→ Activity
Drop the pictures, then extract the listing word for word.

→ Records for the exercise
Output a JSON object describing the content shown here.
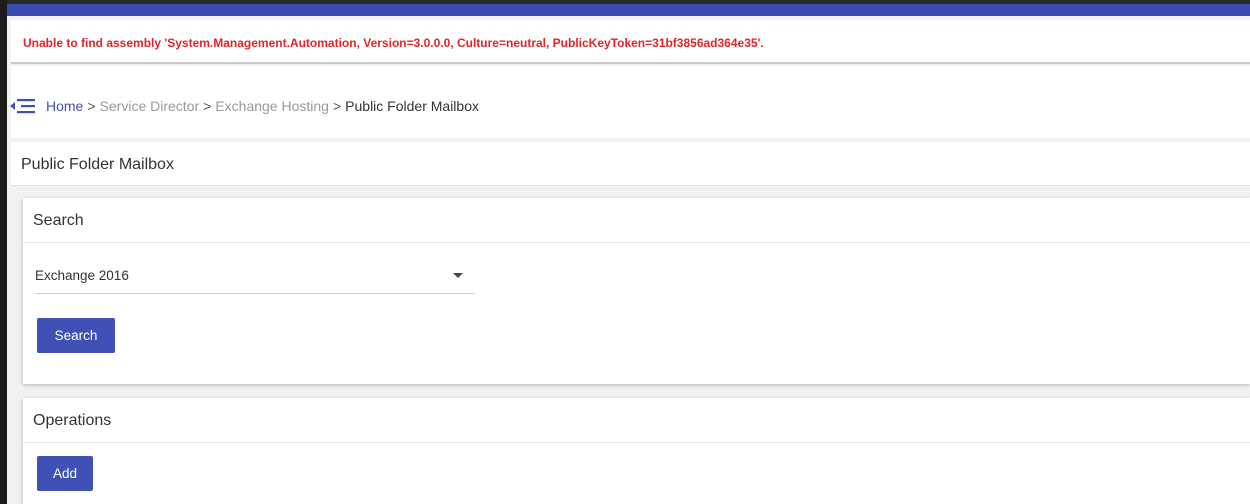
{
  "error": {
    "message": "Unable to find assembly 'System.Management.Automation, Version=3.0.0.0, Culture=neutral, PublicKeyToken=31bf3856ad364e35'."
  },
  "breadcrumb": {
    "home": "Home",
    "separator": ">",
    "service_director": "Service Director",
    "exchange_hosting": "Exchange Hosting",
    "current": "Public Folder Mailbox"
  },
  "page": {
    "title": "Public Folder Mailbox"
  },
  "search": {
    "title": "Search",
    "select_value": "Exchange 2016",
    "button_label": "Search"
  },
  "operations": {
    "title": "Operations",
    "add_label": "Add"
  },
  "colors": {
    "accent": "#3f51b5",
    "error": "#e0242a",
    "muted": "#9a9a9a"
  },
  "icons": {
    "menu_toggle": "menu-collapse-icon",
    "dropdown": "caret-down-icon"
  }
}
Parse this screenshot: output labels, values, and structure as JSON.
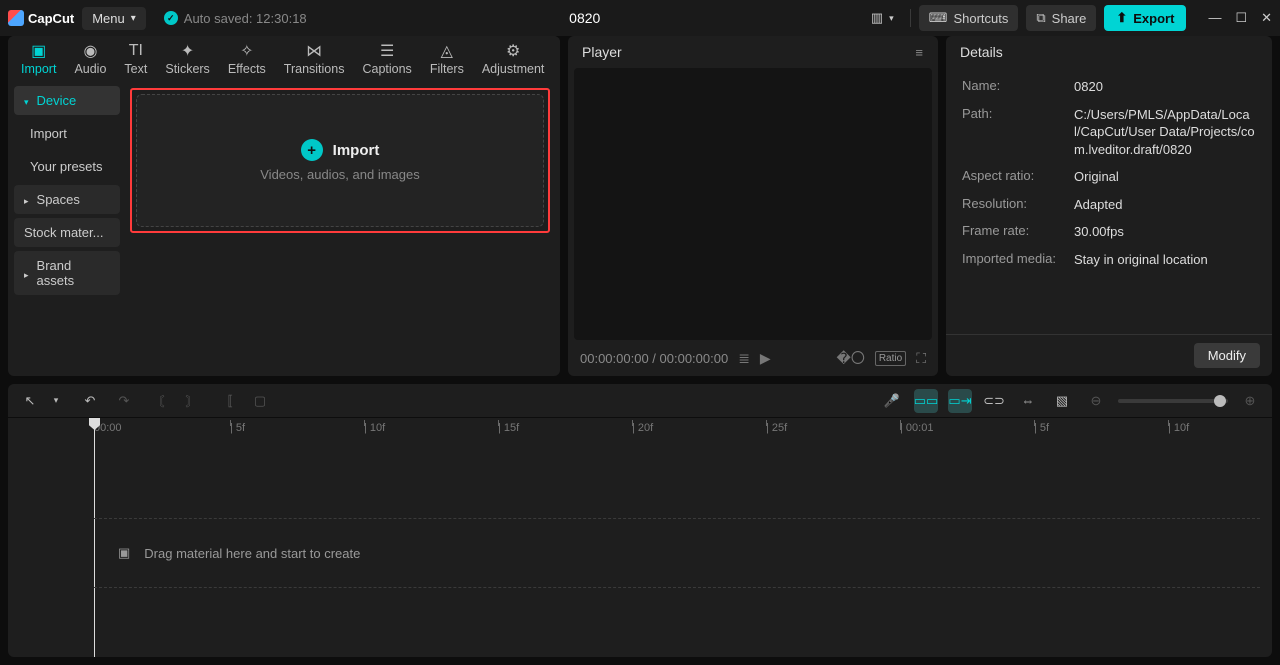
{
  "titlebar": {
    "app_name": "CapCut",
    "menu_label": "Menu",
    "autosave_label": "Auto saved: 12:30:18",
    "project_title": "0820",
    "shortcuts": "Shortcuts",
    "share": "Share",
    "export": "Export"
  },
  "tabs": {
    "import": "Import",
    "audio": "Audio",
    "text": "Text",
    "stickers": "Stickers",
    "effects": "Effects",
    "transitions": "Transitions",
    "captions": "Captions",
    "filters": "Filters",
    "adjustment": "Adjustment"
  },
  "leftnav": {
    "device": "Device",
    "import": "Import",
    "presets": "Your presets",
    "spaces": "Spaces",
    "stock": "Stock mater...",
    "brand": "Brand assets"
  },
  "import_drop": {
    "title": "Import",
    "subtitle": "Videos, audios, and images"
  },
  "player": {
    "title": "Player",
    "time": "00:00:00:00 / 00:00:00:00",
    "ratio": "Ratio"
  },
  "details": {
    "title": "Details",
    "name_k": "Name:",
    "name_v": "0820",
    "path_k": "Path:",
    "path_v": "C:/Users/PMLS/AppData/Local/CapCut/User Data/Projects/com.lveditor.draft/0820",
    "aspect_k": "Aspect ratio:",
    "aspect_v": "Original",
    "res_k": "Resolution:",
    "res_v": "Adapted",
    "fps_k": "Frame rate:",
    "fps_v": "30.00fps",
    "media_k": "Imported media:",
    "media_v": "Stay in original location",
    "modify": "Modify"
  },
  "timeline": {
    "drop_hint": "Drag material here and start to create",
    "ticks": [
      {
        "pos": 86,
        "label": "00:00",
        "major": true
      },
      {
        "pos": 222,
        "label": "| 5f"
      },
      {
        "pos": 356,
        "label": "| 10f"
      },
      {
        "pos": 490,
        "label": "| 15f"
      },
      {
        "pos": 624,
        "label": "| 20f"
      },
      {
        "pos": 758,
        "label": "| 25f"
      },
      {
        "pos": 892,
        "label": "| 00:01",
        "major": true
      },
      {
        "pos": 1026,
        "label": "| 5f"
      },
      {
        "pos": 1160,
        "label": "| 10f"
      }
    ]
  }
}
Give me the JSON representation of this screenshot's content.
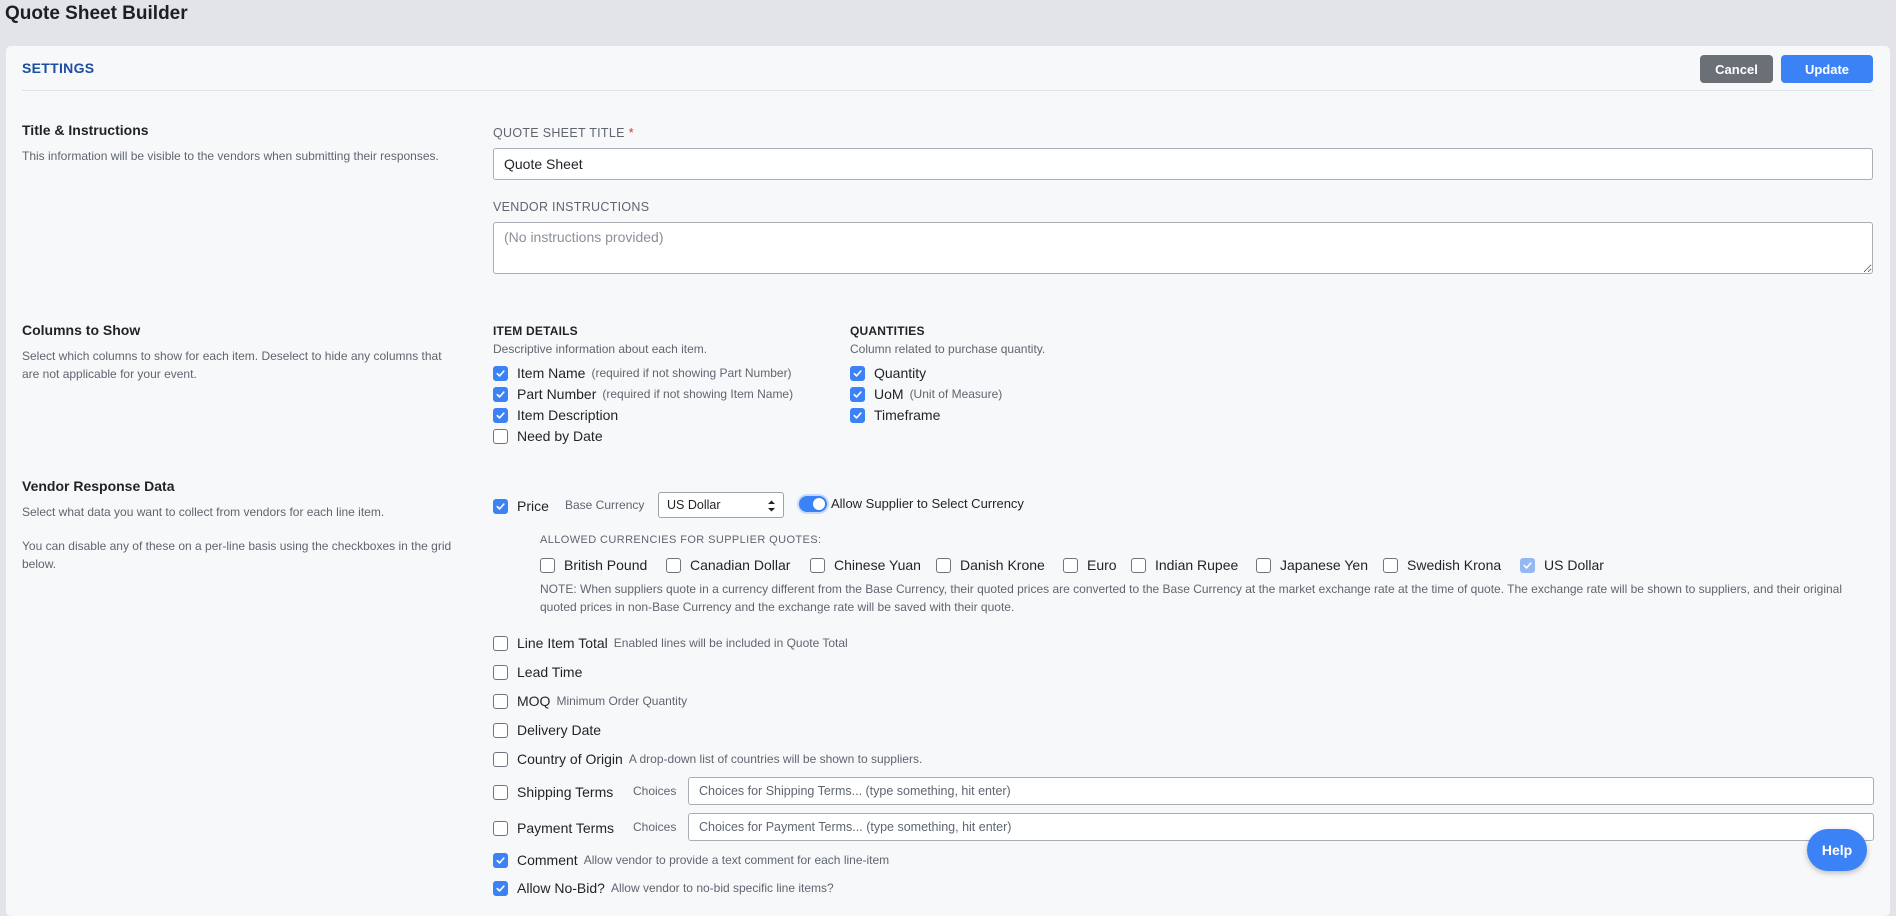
{
  "app": {
    "title": "Quote Sheet Builder"
  },
  "settings": {
    "header": "SETTINGS",
    "cancel_label": "Cancel",
    "update_label": "Update"
  },
  "title_instructions": {
    "title": "Title & Instructions",
    "desc": "This information will be visible to the vendors when submitting their responses.",
    "quote_title_label": "QUOTE SHEET TITLE",
    "required_mark": "*",
    "quote_title_value": "Quote Sheet",
    "vendor_instructions_label": "VENDOR INSTRUCTIONS",
    "vendor_instructions_placeholder": "(No instructions provided)"
  },
  "columns": {
    "title": "Columns to Show",
    "desc": "Select which columns to show for each item. Deselect to hide any columns that are not applicable for your event.",
    "item_details": {
      "title": "ITEM DETAILS",
      "desc": "Descriptive information about each item.",
      "items": [
        {
          "label": "Item Name",
          "hint": "(required if not showing Part Number)",
          "checked": true
        },
        {
          "label": "Part Number",
          "hint": "(required if not showing Item Name)",
          "checked": true
        },
        {
          "label": "Item Description",
          "hint": "",
          "checked": true
        },
        {
          "label": "Need by Date",
          "hint": "",
          "checked": false
        }
      ]
    },
    "quantities": {
      "title": "QUANTITIES",
      "desc": "Column related to purchase quantity.",
      "items": [
        {
          "label": "Quantity",
          "hint": "",
          "checked": true
        },
        {
          "label": "UoM",
          "hint": "(Unit of Measure)",
          "checked": true
        },
        {
          "label": "Timeframe",
          "hint": "",
          "checked": true
        }
      ]
    }
  },
  "vendor_response": {
    "title": "Vendor Response Data",
    "desc1": "Select what data you want to collect from vendors for each line item.",
    "desc2": "You can disable any of these on a per-line basis using the checkboxes in the grid below.",
    "price": {
      "label": "Price",
      "checked": true,
      "base_currency_label": "Base Currency",
      "base_currency_value": "US Dollar",
      "allow_select_label": "Allow Supplier to Select Currency",
      "allow_select_on": true
    },
    "allowed_currencies_title": "ALLOWED CURRENCIES FOR SUPPLIER QUOTES:",
    "currencies": [
      {
        "label": "British Pound",
        "checked": false
      },
      {
        "label": "Canadian Dollar",
        "checked": false
      },
      {
        "label": "Chinese Yuan",
        "checked": false
      },
      {
        "label": "Danish Krone",
        "checked": false
      },
      {
        "label": "Euro",
        "checked": false
      },
      {
        "label": "Indian Rupee",
        "checked": false
      },
      {
        "label": "Japanese Yen",
        "checked": false
      },
      {
        "label": "Swedish Krona",
        "checked": false
      },
      {
        "label": "US Dollar",
        "checked": true
      }
    ],
    "note": "NOTE: When suppliers quote in a currency different from the Base Currency, their quoted prices are converted to the Base Currency at the market exchange rate at the time of quote. The exchange rate will be shown to suppliers, and their original quoted prices in non-Base Currency and the exchange rate will be saved with their quote.",
    "options": [
      {
        "label": "Line Item Total",
        "hint": "Enabled lines will be included in Quote Total",
        "checked": false
      },
      {
        "label": "Lead Time",
        "hint": "",
        "checked": false
      },
      {
        "label": "MOQ",
        "hint": "Minimum Order Quantity",
        "checked": false
      },
      {
        "label": "Delivery Date",
        "hint": "",
        "checked": false
      },
      {
        "label": "Country of Origin",
        "hint": "A drop-down list of countries will be shown to suppliers.",
        "checked": false
      }
    ],
    "shipping": {
      "label": "Shipping Terms",
      "checked": false,
      "choices_label": "Choices",
      "placeholder": "Choices for Shipping Terms... (type something, hit enter)"
    },
    "payment": {
      "label": "Payment Terms",
      "checked": false,
      "choices_label": "Choices",
      "placeholder": "Choices for Payment Terms... (type something, hit enter)"
    },
    "comment": {
      "label": "Comment",
      "hint": "Allow vendor to provide a text comment for each line-item",
      "checked": true
    },
    "no_bid": {
      "label": "Allow No-Bid?",
      "hint": "Allow vendor to no-bid specific line items?",
      "checked": true
    }
  },
  "help": {
    "label": "Help"
  },
  "colors": {
    "accent": "#3b82f6",
    "heading_blue": "#1b4ea3",
    "cancel_gray": "#6b6f76"
  }
}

→ Your solution
Output a JSON object describing the content shown here.
{
  "error": {
    "message": "Unable to find assembly 'System.Management.Automation, Version=3.0.0.0, Culture=neutral, PublicKeyToken=31bf3856ad364e35'."
  },
  "breadcrumb": {
    "home": "Home",
    "separator": ">",
    "service_director": "Service Director",
    "exchange_hosting": "Exchange Hosting",
    "current": "Public Folder Mailbox"
  },
  "page": {
    "title": "Public Folder Mailbox"
  },
  "search": {
    "title": "Search",
    "select_value": "Exchange 2016",
    "button_label": "Search"
  },
  "operations": {
    "title": "Operations",
    "add_label": "Add"
  },
  "colors": {
    "accent": "#3f51b5",
    "error": "#e0242a",
    "muted": "#9a9a9a"
  },
  "icons": {
    "menu_toggle": "menu-collapse-icon",
    "dropdown": "caret-down-icon"
  }
}
Parse this screenshot: output labels, values, and structure as JSON.
{
  "titlebar": {
    "app_name": "CapCut",
    "menu_label": "Menu",
    "autosave_label": "Auto saved: 12:30:18",
    "project_title": "0820",
    "shortcuts": "Shortcuts",
    "share": "Share",
    "export": "Export"
  },
  "tabs": {
    "import": "Import",
    "audio": "Audio",
    "text": "Text",
    "stickers": "Stickers",
    "effects": "Effects",
    "transitions": "Transitions",
    "captions": "Captions",
    "filters": "Filters",
    "adjustment": "Adjustment"
  },
  "leftnav": {
    "device": "Device",
    "import": "Import",
    "presets": "Your presets",
    "spaces": "Spaces",
    "stock": "Stock mater...",
    "brand": "Brand assets"
  },
  "import_drop": {
    "title": "Import",
    "subtitle": "Videos, audios, and images"
  },
  "player": {
    "title": "Player",
    "time": "00:00:00:00 / 00:00:00:00",
    "ratio": "Ratio"
  },
  "details": {
    "title": "Details",
    "name_k": "Name:",
    "name_v": "0820",
    "path_k": "Path:",
    "path_v": "C:/Users/PMLS/AppData/Local/CapCut/User Data/Projects/com.lveditor.draft/0820",
    "aspect_k": "Aspect ratio:",
    "aspect_v": "Original",
    "res_k": "Resolution:",
    "res_v": "Adapted",
    "fps_k": "Frame rate:",
    "fps_v": "30.00fps",
    "media_k": "Imported media:",
    "media_v": "Stay in original location",
    "modify": "Modify"
  },
  "timeline": {
    "drop_hint": "Drag material here and start to create",
    "ticks": [
      {
        "pos": 86,
        "label": "00:00",
        "major": true
      },
      {
        "pos": 222,
        "label": "| 5f"
      },
      {
        "pos": 356,
        "label": "| 10f"
      },
      {
        "pos": 490,
        "label": "| 15f"
      },
      {
        "pos": 624,
        "label": "| 20f"
      },
      {
        "pos": 758,
        "label": "| 25f"
      },
      {
        "pos": 892,
        "label": "| 00:01",
        "major": true
      },
      {
        "pos": 1026,
        "label": "| 5f"
      },
      {
        "pos": 1160,
        "label": "| 10f"
      }
    ]
  }
}
Give me the JSON representation of this screenshot's content.
{
  "app": {
    "title": "Quote Sheet Builder"
  },
  "settings": {
    "header": "SETTINGS",
    "cancel_label": "Cancel",
    "update_label": "Update"
  },
  "title_instructions": {
    "title": "Title & Instructions",
    "desc": "This information will be visible to the vendors when submitting their responses.",
    "quote_title_label": "QUOTE SHEET TITLE",
    "required_mark": "*",
    "quote_title_value": "Quote Sheet",
    "vendor_instructions_label": "VENDOR INSTRUCTIONS",
    "vendor_instructions_placeholder": "(No instructions provided)"
  },
  "columns": {
    "title": "Columns to Show",
    "desc": "Select which columns to show for each item. Deselect to hide any columns that are not applicable for your event.",
    "item_details": {
      "title": "ITEM DETAILS",
      "desc": "Descriptive information about each item.",
      "items": [
        {
          "label": "Item Name",
          "hint": "(required if not showing Part Number)",
          "checked": true
        },
        {
          "label": "Part Number",
          "hint": "(required if not showing Item Name)",
          "checked": true
        },
        {
          "label": "Item Description",
          "hint": "",
          "checked": true
        },
        {
          "label": "Need by Date",
          "hint": "",
          "checked": false
        }
      ]
    },
    "quantities": {
      "title": "QUANTITIES",
      "desc": "Column related to purchase quantity.",
      "items": [
        {
          "label": "Quantity",
          "hint": "",
          "checked": true
        },
        {
          "label": "UoM",
          "hint": "(Unit of Measure)",
          "checked": true
        },
        {
          "label": "Timeframe",
          "hint": "",
          "checked": true
        }
      ]
    }
  },
  "vendor_response": {
    "title": "Vendor Response Data",
    "desc1": "Select what data you want to collect from vendors for each line item.",
    "desc2": "You can disable any of these on a per-line basis using the checkboxes in the grid below.",
    "price": {
      "label": "Price",
      "checked": true,
      "base_currency_label": "Base Currency",
      "base_currency_value": "US Dollar",
      "allow_select_label": "Allow Supplier to Select Currency",
      "allow_select_on": true
    },
    "allowed_currencies_title": "ALLOWED CURRENCIES FOR SUPPLIER QUOTES:",
    "currencies": [
      {
        "label": "British Pound",
        "checked": false
      },
      {
        "label": "Canadian Dollar",
        "checked": false
      },
      {
        "label": "Chinese Yuan",
        "checked": false
      },
      {
        "label": "Danish Krone",
        "checked": false
      },
      {
        "label": "Euro",
        "checked": false
      },
      {
        "label": "Indian Rupee",
        "checked": false
      },
      {
        "label": "Japanese Yen",
        "checked": false
      },
      {
        "label": "Swedish Krona",
        "checked": false
      },
      {
        "label": "US Dollar",
        "checked": true
      }
    ],
    "note": "NOTE: When suppliers quote in a currency different from the Base Currency, their quoted prices are converted to the Base Currency at the market exchange rate at the time of quote. The exchange rate will be shown to suppliers, and their original quoted prices in non-Base Currency and the exchange rate will be saved with their quote.",
    "options": [
      {
        "label": "Line Item Total",
        "hint": "Enabled lines will be included in Quote Total",
        "checked": false
      },
      {
        "label": "Lead Time",
        "hint": "",
        "checked": false
      },
      {
        "label": "MOQ",
        "hint": "Minimum Order Quantity",
        "checked": false
      },
      {
        "label": "Delivery Date",
        "hint": "",
        "checked": false
      },
      {
        "label": "Country of Origin",
        "hint": "A drop-down list of countries will be shown to suppliers.",
        "checked": false
      }
    ],
    "shipping": {
      "label": "Shipping Terms",
      "checked": false,
      "choices_label": "Choices",
      "placeholder": "Choices for Shipping Terms... (type something, hit enter)"
    },
    "payment": {
      "label": "Payment Terms",
      "checked": false,
      "choices_label": "Choices",
      "placeholder": "Choices for Payment Terms... (type something, hit enter)"
    },
    "comment": {
      "label": "Comment",
      "hint": "Allow vendor to provide a text comment for each line-item",
      "checked": true
    },
    "no_bid": {
      "label": "Allow No-Bid?",
      "hint": "Allow vendor to no-bid specific line items?",
      "checked": true
    }
  },
  "help": {
    "label": "Help"
  },
  "colors": {
    "accent": "#3b82f6",
    "heading_blue": "#1b4ea3",
    "cancel_gray": "#6b6f76"
  }
}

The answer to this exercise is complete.